News & Events

A Birding New Year’s Present of a Lifetime

(Photos and story by Pam Hunt)

Attentive birders may have heard of the exceptionally rare Steller’s Sea-Eagle that appeared in southeastern Massachusetts in the week before Christmas. It appeared on birders’ radar the evening of December 19th, and hordes descended on the sleepy town of Somerset the next day. Among them, but a little late to the party, was NH Audubon biologist Becky Suomala, who missed the bird by 15 minutes after a two-hour drive. The eagle was never seen again in Massachusetts.
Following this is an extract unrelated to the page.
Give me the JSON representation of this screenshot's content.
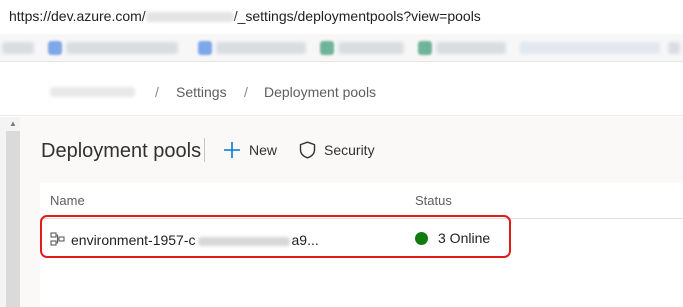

On December 30, again late in the day, it was rediscovered 200 miles away in Georgetown, Maine, and again the birders arrived en masse the next day and got great looks. Becky and I were busy that day with Christmas Bird Counts, but decided to take the trip on January 1 in the hopes that it wouldn’t depart as it had before. We met two other friends early in the morning for the 2.5 hour drive and arrived only minutes after the bird finally reappeared (some people had been there almost two hours). For the next hour the eagle moved four times and finally disappeared to the backside of an island not visible from shore. We left in victory, and later learned that an enterprising lobsterman started taking people out in his boat to see it from the water. On January 2 the whole process repeated itself (albeit without Becky and I), but the bird was not found on the third. People continued searching however, and on January 6 the eagle was rediscovered only 4 miles away in Boothbay Harbor, where it was seen intermittently through at least the 8th.

This particular eagle’s story encompasses a lot more than New England, so a bit of history is in order. Steller’s Sea-Eagles are normally found in eastern Siberia and Japan, although there are a handful of records for Alaska. Most are from the Aleutian Islands, so one photographed near Denali National Park in August 2020 was noteworthy, even though only one person got to see it. Normally one would presume the story was over at this point, but then photos surfaced of one in south Texas in early March, an almost unheard of location for a Siberian species! There is a lot of uncertainty about the Texas record, and the story again took a break until late June, when a Steller’s Sea-Eagle was discovered in New Brunswick. Based on plumage pattern it was almost certainly the same bird as in Alaska, and it spent a little over a month exploring the Gaspe Peninsula before disappearing again in early August. Almost three months went by, but then it was found again in Nova Scotia for only two days in November before performing yet another vanishing act. On December 12 it was photographed in Massachusetts, although word didn’t get out until the 19th, and that’s where the story above begins. If the bird in Texas is the same as Alaska and the Northeast, it has covered some 6000 miles (assuming straight line flights, which are highly unlikely!) in a year-and-a-half, and only it knows where it’s going to show up again. Is it still in Maine? Will it cross over NH a third time as it wanders around the continent? Time will tell, but be sure to keep an eye out for a massive eagle (twice the weight of a Bald Eagle) with white on the wings and tail, and let us know if you find it!